These are all the bits of a car you never see but, hopefully, feel the benefit of in handling and economy and, well, a happier life. Redesigning the body gave a small increase in room in the front, where the seats are set lower. Luggage capacity is increased.
The Picanto has had good reviews from the specialist Press and has the seven-year warranty which is a comfort for private owners who have invested their own cash. If you are new to Kia, the specification ladder is numeric, 1,2 and 3 and, in the case of the Picanto, a mock sporty GT-Line – the model tested here. With the 66bhp one-litre naturally aspirated engine it costs £11,950, rising to £12,450 with the 83bhp 1.25-litre four-cylinder turbo engine – also offered in upgraded GT-Line S spec at £13,950. All models use a five-speed manual gearbox but the 1.25 engine is offered with a four-speed automatic gearbox from £11,900 in Grade 2 trim.
While the intention is for “everyday” utility and not the hot hatch buyer, those who like a bit more fizz can have a 99bhp turbo direct injection one-litre petrol engine – the most muscle offered in a Picanto. It arrives at the end of the year. There are no plans for a diesel engine.

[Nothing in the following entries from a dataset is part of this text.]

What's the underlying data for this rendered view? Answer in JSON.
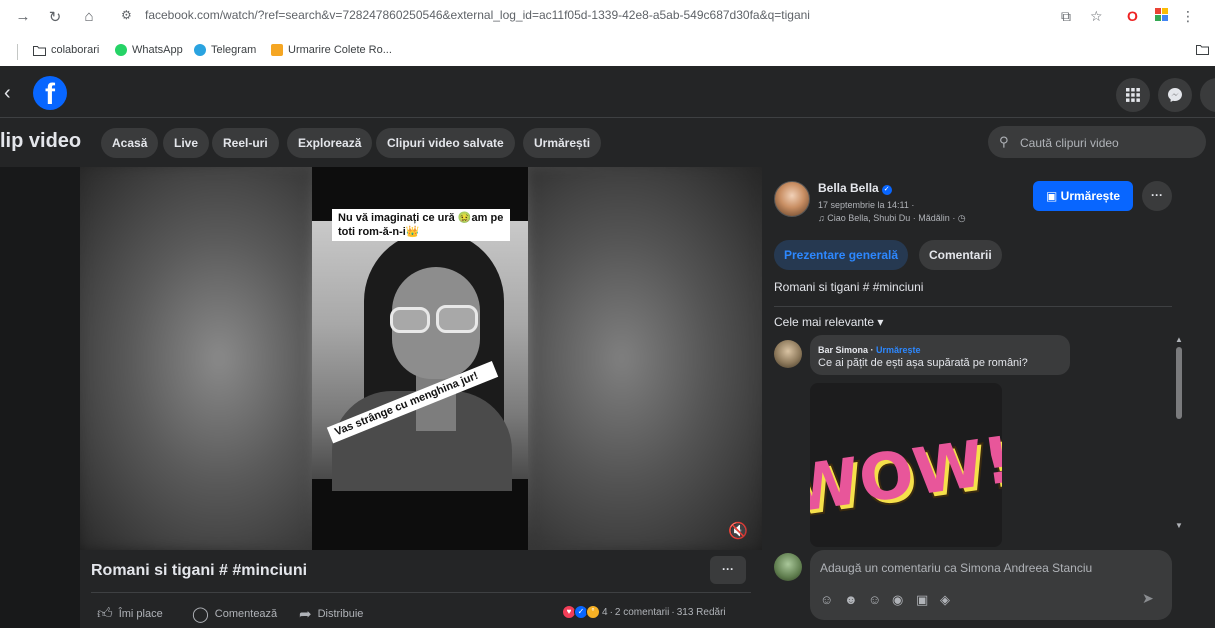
{
  "browser": {
    "url": "facebook.com/watch/?ref=search&v=728247860250546&external_log_id=ac11f05d-1339-42e8-a5ab-549c687d30fa&q=tigani",
    "bookmarks": [
      {
        "label": "colaborari",
        "icon": "folder-icon"
      },
      {
        "label": "WhatsApp",
        "icon": "whatsapp-icon",
        "color": "#25d366"
      },
      {
        "label": "Telegram",
        "icon": "telegram-icon",
        "color": "#2aa3e0"
      },
      {
        "label": "Urmarire Colete Ro...",
        "icon": "package-icon",
        "color": "#f5a623"
      }
    ]
  },
  "colors": {
    "fb_blue": "#0866ff",
    "link_blue": "#2d88ff",
    "panel": "#242526",
    "background": "#18191a"
  },
  "watch_nav": {
    "title": "lip video",
    "pills": [
      "Acasă",
      "Live",
      "Reel-uri",
      "Explorează",
      "Clipuri video salvate",
      "Urmărești"
    ],
    "search_placeholder": "Caută clipuri video"
  },
  "video": {
    "caption_top": "Nu vă imaginați ce ură 🤢am pe toti rom-ă-n-i👑",
    "caption_bottom": "Vas strânge cu menghina jur!",
    "title": "Romani si tigani # #minciuni",
    "actions": {
      "like": "Îmi place",
      "comment": "Comentează",
      "share": "Distribuie"
    },
    "reactions_count": "4",
    "comments_count": "2 comentarii",
    "views": "313 Redări"
  },
  "post": {
    "author": "Bella Bella",
    "date": "17 septembrie la 14:11 ·",
    "music": "♫ Ciao Bella, Shubi Du · Mădălin · ◷",
    "follow_label": "Urmărește",
    "tabs": [
      "Prezentare generală",
      "Comentarii"
    ],
    "description": "Romani si tigani # #minciuni",
    "sort_label": "Cele mai relevante ▾"
  },
  "comments": [
    {
      "name": "Bar Simona",
      "follow": "Urmărește",
      "text": "Ce ai pățit de ești așa supărată pe români?",
      "gif_text": "WOW!"
    }
  ],
  "composer": {
    "placeholder": "Adaugă un comentariu ca Simona Andreea Stanciu"
  }
}
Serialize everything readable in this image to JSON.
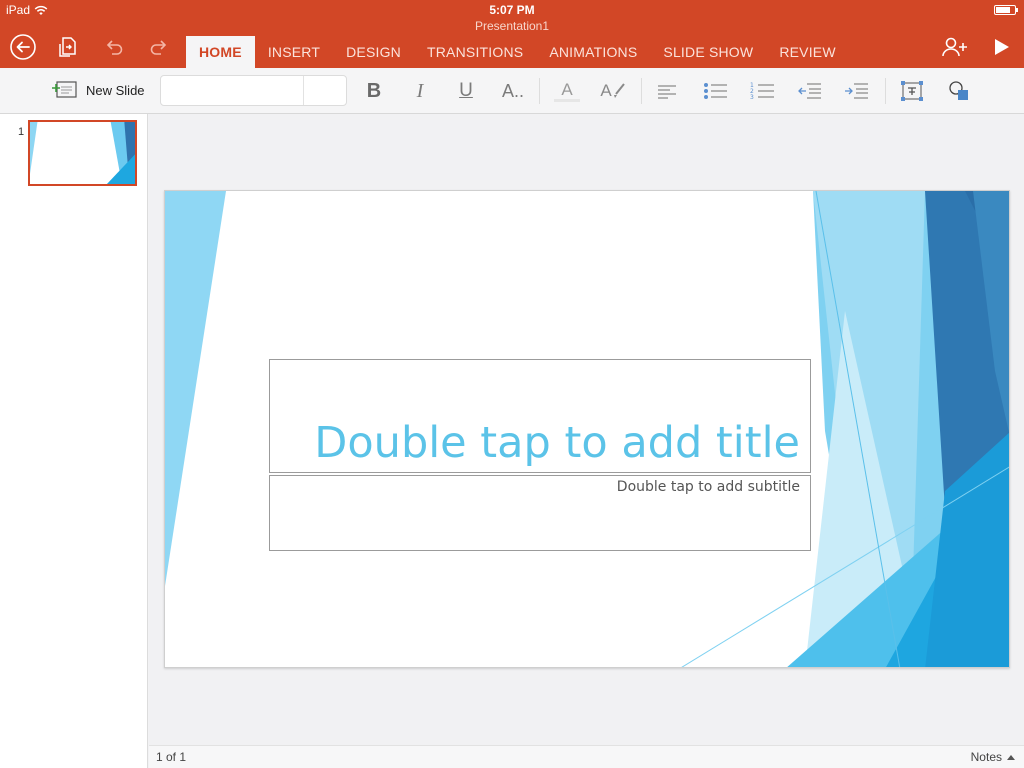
{
  "status": {
    "device": "iPad",
    "time": "5:07 PM",
    "battery_level": 0.75
  },
  "document": {
    "title": "Presentation1"
  },
  "toolbar": {
    "icons": [
      "back-icon",
      "file-icon",
      "undo-icon",
      "redo-icon",
      "add-person-icon",
      "play-icon"
    ]
  },
  "tabs": [
    {
      "label": "HOME",
      "active": true
    },
    {
      "label": "INSERT",
      "active": false
    },
    {
      "label": "DESIGN",
      "active": false
    },
    {
      "label": "TRANSITIONS",
      "active": false
    },
    {
      "label": "ANIMATIONS",
      "active": false
    },
    {
      "label": "SLIDE SHOW",
      "active": false
    },
    {
      "label": "REVIEW",
      "active": false
    }
  ],
  "ribbon": {
    "new_slide_label": "New Slide",
    "font_name": "",
    "font_size": "",
    "bold_glyph": "B",
    "italic_glyph": "I",
    "underline_glyph": "U",
    "more_format_glyph": "A..",
    "font_color_glyph": "A",
    "highlight_glyph": "A"
  },
  "thumbnails": [
    {
      "number": "1",
      "selected": true
    }
  ],
  "slide": {
    "title_placeholder": "Double tap to add title",
    "subtitle_placeholder": "Double tap to add subtitle"
  },
  "footer": {
    "page_count": "1 of 1",
    "notes_label": "Notes"
  },
  "colors": {
    "accent": "#d24726",
    "title_color": "#5bc3e8",
    "theme_light_blue": "#7fd1f1",
    "theme_dark_blue": "#2a6ea8"
  }
}
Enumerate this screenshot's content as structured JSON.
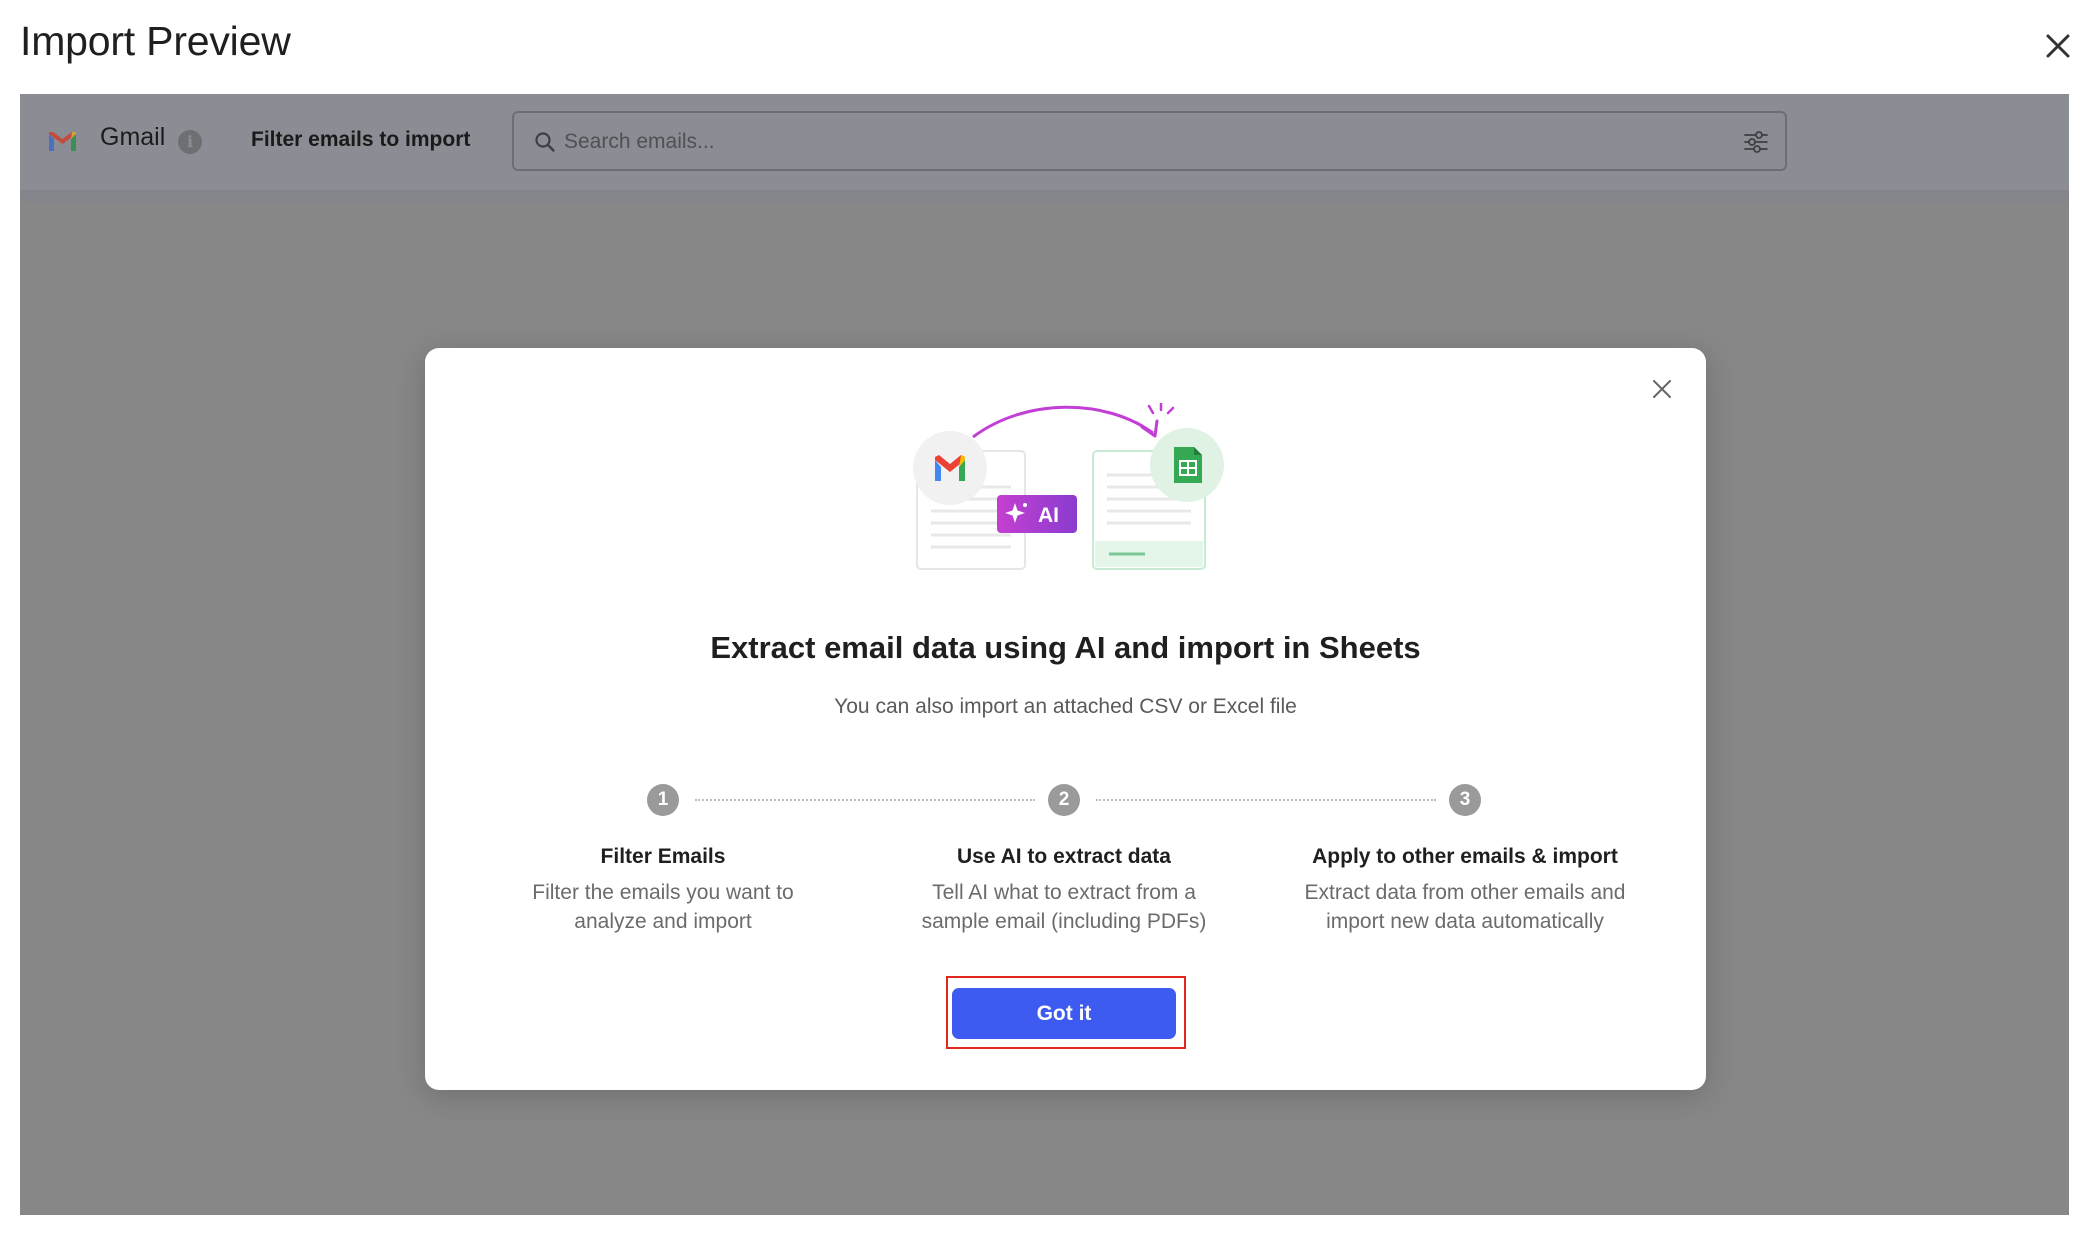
{
  "header": {
    "title": "Import Preview"
  },
  "toolbar": {
    "source_name": "Gmail",
    "info_glyph": "i",
    "filter_label": "Filter emails to import",
    "search_placeholder": "Search emails...",
    "search_value": ""
  },
  "modal": {
    "illustration_badge": "AI",
    "title": "Extract email data using AI and import in Sheets",
    "subtitle": "You can also import an attached CSV or Excel file",
    "steps": [
      {
        "number": "1",
        "title": "Filter Emails",
        "desc_line1": "Filter the emails you want to",
        "desc_line2": "analyze and import"
      },
      {
        "number": "2",
        "title": "Use AI to extract data",
        "desc_line1": "Tell AI what to extract from a",
        "desc_line2": "sample email (including PDFs)"
      },
      {
        "number": "3",
        "title": "Apply to other emails & import",
        "desc_line1": "Extract data from other emails and",
        "desc_line2": "import new data automatically"
      }
    ],
    "primary_button": "Got it"
  },
  "colors": {
    "overlay": "#878787",
    "primary_button": "#3d5af1",
    "highlight_border": "#e0281c",
    "ai_badge_start": "#c43fd0",
    "ai_badge_end": "#8a3ccf",
    "arrow": "#c23fd6",
    "sheets_green": "#34a853"
  },
  "icons": [
    "close-icon",
    "gmail-logo-icon",
    "info-icon",
    "search-icon",
    "filter-settings-icon",
    "sheets-icon",
    "sparkle-icon"
  ]
}
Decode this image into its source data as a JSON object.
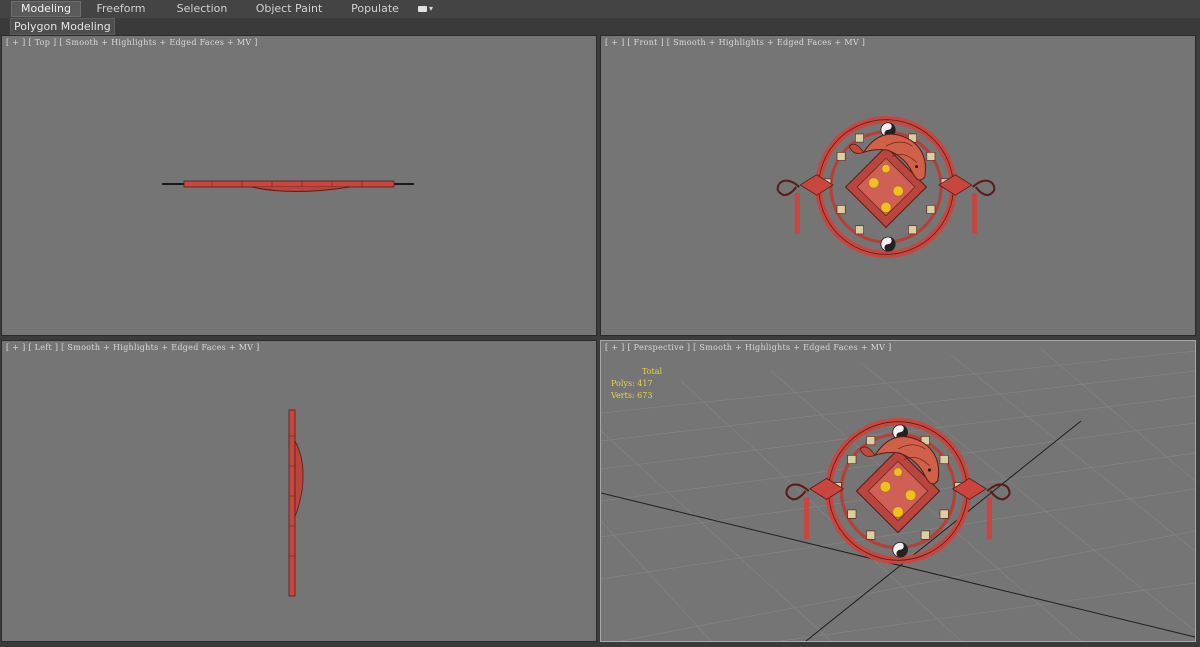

Catalogue ratings are around 64mpg for the entry model and just 101g CO2, and 61mpg and 106g for the 1.25 engine. The automatic model, however, slips to 52mpg and 124g. News on the 99bhp model is awaited.
On the entry grade 1 you get powered front windows, remote locking, USB and Aux slots, a 60/40 rear seat split, and steel wheels. Grade 2 adds air conditioning, powered rear windows and mirrors, Bluetooth and 14-inch alloys. Grade 3 adds 15-inch wheels, emergency braking, climate and cruise control with a speed limiter, digital audio and sat nav. GT-Line gets 16-inch alloys, twin exhaust, sunroof, rear camera, push button ignition and colour keyed cosmetic details. The S version has sat nav and display on a floating screen.
All models have torque vectoring which can sense when you are drifting in a corner and brakes the appropriate wheel to bring you back on course. The autonomous emergency brake can anticipate a shunt and stop or partially stop the Picanto. It is a £350 option on the lower grades. It will be rewarded by a high score in the Euro Ncap crash safety tests when the Picanto is submitted.
That’s enough on paper about the Picanto. On the road is where, so to speak, the wheels sometimes come off factory blurb.
You are boosted by a variety of red highlighting in this white car, with red and black grille sections, a very nice leather rimmed steering wheel and aluminium pedals with non-slip rubber treads. The quality picture fades with some scratchy plastics on the control area and door cladding but that’s not a major worry. Flick-out, push-button cupholders are a tasty touch.
The 0-62mph time of 11.6 seconds tells you it’s not a stunner from the lights but cars like this are “fast enough” and meet a need for an enjoyable town and country hatchback.
Verdict: Worth a trial if the size fits your life.